Requirement: Scan the entries below. Return every line that includes "date".

[Stored records]
:::::
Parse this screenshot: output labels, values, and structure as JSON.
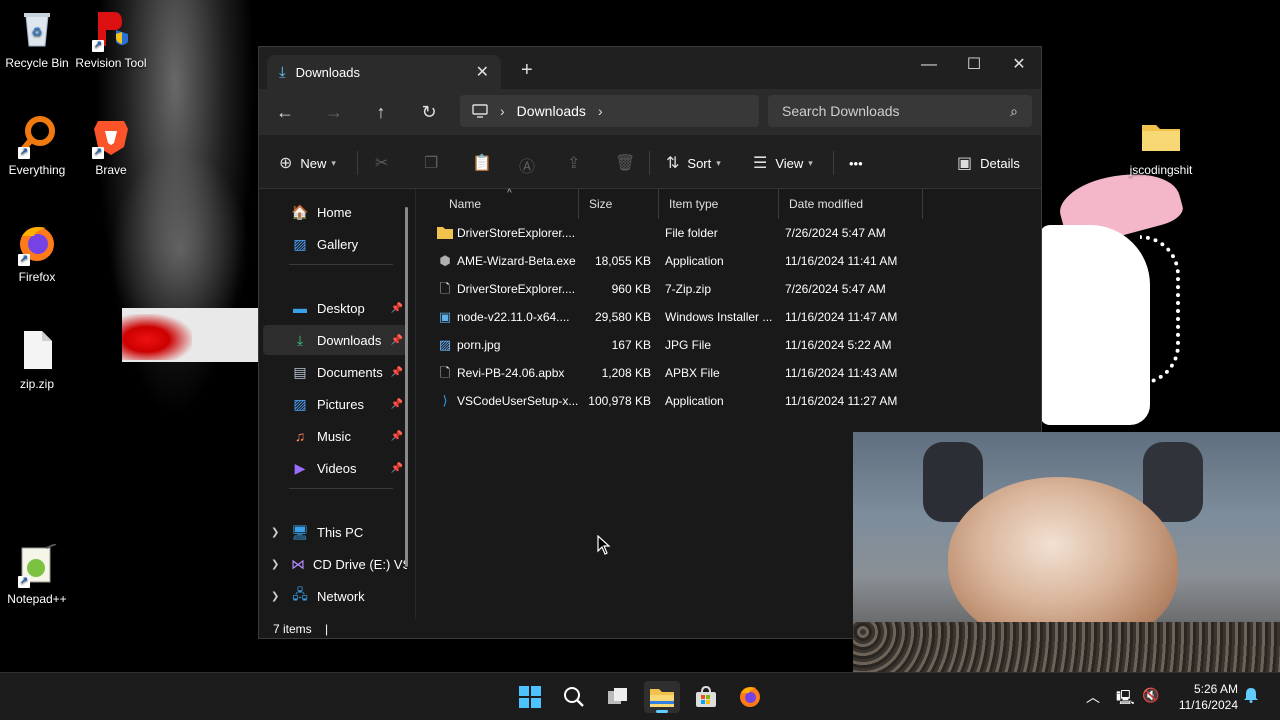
{
  "desktop": {
    "icons": [
      {
        "label": "Recycle Bin"
      },
      {
        "label": "Revision Tool"
      },
      {
        "label": "Everything"
      },
      {
        "label": "Brave"
      },
      {
        "label": "Firefox"
      },
      {
        "label": "zip.zip"
      },
      {
        "label": "Notepad++"
      },
      {
        "label": "jscodingshit"
      }
    ]
  },
  "window": {
    "tab_label": "Downloads",
    "breadcrumb": "Downloads",
    "search_placeholder": "Search Downloads",
    "commands": {
      "new": "New",
      "sort": "Sort",
      "view": "View",
      "more": "•••",
      "details": "Details"
    },
    "sidebar": {
      "home": "Home",
      "gallery": "Gallery",
      "desktop": "Desktop",
      "downloads": "Downloads",
      "documents": "Documents",
      "pictures": "Pictures",
      "music": "Music",
      "videos": "Videos",
      "this_pc": "This PC",
      "cd_drive": "CD Drive (E:) VSz",
      "network": "Network"
    },
    "columns": {
      "name": "Name",
      "size": "Size",
      "type": "Item type",
      "date": "Date modified"
    },
    "files": [
      {
        "name": "DriverStoreExplorer....",
        "size": "",
        "type": "File folder",
        "date": "7/26/2024 5:47 AM",
        "icon": "folder-icon"
      },
      {
        "name": "AME-Wizard-Beta.exe",
        "size": "18,055 KB",
        "type": "Application",
        "date": "11/16/2024 11:41 AM",
        "icon": "exe-icon"
      },
      {
        "name": "DriverStoreExplorer....",
        "size": "960 KB",
        "type": "7-Zip.zip",
        "date": "7/26/2024 5:47 AM",
        "icon": "document-icon"
      },
      {
        "name": "node-v22.11.0-x64....",
        "size": "29,580 KB",
        "type": "Windows Installer ...",
        "date": "11/16/2024 11:47 AM",
        "icon": "installer-icon"
      },
      {
        "name": "porn.jpg",
        "size": "167 KB",
        "type": "JPG File",
        "date": "11/16/2024 5:22 AM",
        "icon": "image-icon"
      },
      {
        "name": "Revi-PB-24.06.apbx",
        "size": "1,208 KB",
        "type": "APBX File",
        "date": "11/16/2024 11:43 AM",
        "icon": "document-icon"
      },
      {
        "name": "VSCodeUserSetup-x...",
        "size": "100,978 KB",
        "type": "Application",
        "date": "11/16/2024 11:27 AM",
        "icon": "vscode-icon"
      }
    ],
    "status": "7 items"
  },
  "taskbar": {
    "time": "5:26 AM",
    "date": "11/16/2024"
  },
  "colors": {
    "accent": "#60cdff",
    "window_bg": "#191919",
    "folder": "#f2c14e"
  }
}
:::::
Task result:
      "date": "Date modified"
        "date": "7/26/2024 5:47 AM",
        "date": "11/16/2024 11:41 AM",
        "date": "7/26/2024 5:47 AM",
        "date": "11/16/2024 11:47 AM",
        "date": "11/16/2024 5:22 AM",
        "date": "11/16/2024 11:43 AM",
        "date": "11/16/2024 11:27 AM",
    "date": "11/16/2024"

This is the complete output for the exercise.